Far too often patients go to a new physician and expect him to play guessing games. This is not the time to play coy. Tell him/her what is wrong, what medications you’re taking and what your significant history is. So often you sit in the lobby and fill out fifteen pages of paperwork and the doctor doesn’t see it because it’s stuck in a file so don’t be afraid to ask if he/she has seen the library book you just wrote in the lobby. Speak up. This is your life we’re talking about and they are there because of you. Big mouths unite…speak up. I have found by being a bit more aggressive, doctors tend to remember you more easily, see you as individuals and I suspect, secretly respect you for it as long as you don’t overdo it. Be respectful, this means no swearing, spitting or biting. Control your emotions as much as possible. Those weeping conversations full of unintelligible words are frustrating for a stranger to deal with. The only thing they communicate is your level of emotional trauma and that’s not always good. The last thing you want is for the words “nut job” to go onto your computerized chart where it will live forever, even if you don’t.

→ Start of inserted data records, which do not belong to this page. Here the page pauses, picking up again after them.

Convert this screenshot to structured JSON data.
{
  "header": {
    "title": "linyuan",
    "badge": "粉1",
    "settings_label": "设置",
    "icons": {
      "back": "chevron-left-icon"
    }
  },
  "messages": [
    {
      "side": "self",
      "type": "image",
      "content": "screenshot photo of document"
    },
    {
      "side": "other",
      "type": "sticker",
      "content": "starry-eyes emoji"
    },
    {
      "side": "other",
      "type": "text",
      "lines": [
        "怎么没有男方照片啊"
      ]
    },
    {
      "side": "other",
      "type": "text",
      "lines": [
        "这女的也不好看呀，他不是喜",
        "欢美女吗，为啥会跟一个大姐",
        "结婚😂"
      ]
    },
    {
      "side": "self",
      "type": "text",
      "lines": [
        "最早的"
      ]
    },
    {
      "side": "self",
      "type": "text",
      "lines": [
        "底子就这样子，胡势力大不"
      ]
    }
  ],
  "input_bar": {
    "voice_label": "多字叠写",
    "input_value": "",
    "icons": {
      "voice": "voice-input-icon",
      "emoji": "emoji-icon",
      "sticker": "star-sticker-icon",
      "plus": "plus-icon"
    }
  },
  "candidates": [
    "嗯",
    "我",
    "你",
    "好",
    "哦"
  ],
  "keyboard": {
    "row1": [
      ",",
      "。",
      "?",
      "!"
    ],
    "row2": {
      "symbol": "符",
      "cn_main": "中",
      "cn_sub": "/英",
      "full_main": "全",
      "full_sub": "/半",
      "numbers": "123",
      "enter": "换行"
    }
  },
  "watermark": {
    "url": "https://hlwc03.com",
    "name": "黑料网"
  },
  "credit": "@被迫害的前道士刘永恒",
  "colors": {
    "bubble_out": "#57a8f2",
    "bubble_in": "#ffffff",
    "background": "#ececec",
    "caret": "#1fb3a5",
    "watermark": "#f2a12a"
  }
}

I have also found my general practice doctor often becomes frustrated if I lay too many of my rheumatology problems at her feet. I just hit them lightly and move on to her areas of expertise which is usually the current problem such as the flu or my basic medications. Some of us have health histories that are overwhelming and although they draw sympathy, they take up far too much time and remember, sympathy isn’t all it’s cracked up to be. There’s a fine line between the doctor dreading to see you and the doctor helping you. Lay it out there but don’t overdo it. Keeping it light can also help. The doctors have to get through the day just as we do and the business of medicine gets mighty heavy for them sometimes, just as it does for us. Speak up, don’t throw up. Stand up, don’t fall down and always be as pleasant and respectful as you can be unless the doctor you’re seeing is a real jerk, then forget all of the above and get the heck out of there and find another one. Why do people stay with doctors that are unkind, rude or incompetent? I can only think of two reasons: insurance problems or being too inhibited to get up and leave.
Some individuals think a doctor is a doctor and one is as good as another. That is completely untrue. You and I deserve the best. A doctor’s reputation usually speaks quite loudly and now with the age of computers it’s much easier to read reviews or look up something about someone. I have often relied on my trusty family practitioner who has always kept me in touch with the best in each field of practice. I trust her knowing she has my welfare in mind. If you and I are to have the best care we must always speak up and on rare occasions, get up and walk out. Most importantly of all, for the best medical care we must let our health care providers know the facts, the details and the pertinent information about our bodies. I understand it’s not always easy. After all, I have to tell them all I have a bad bum. It’s a great “ice breaker.” Funny, but that also always evokes a smile.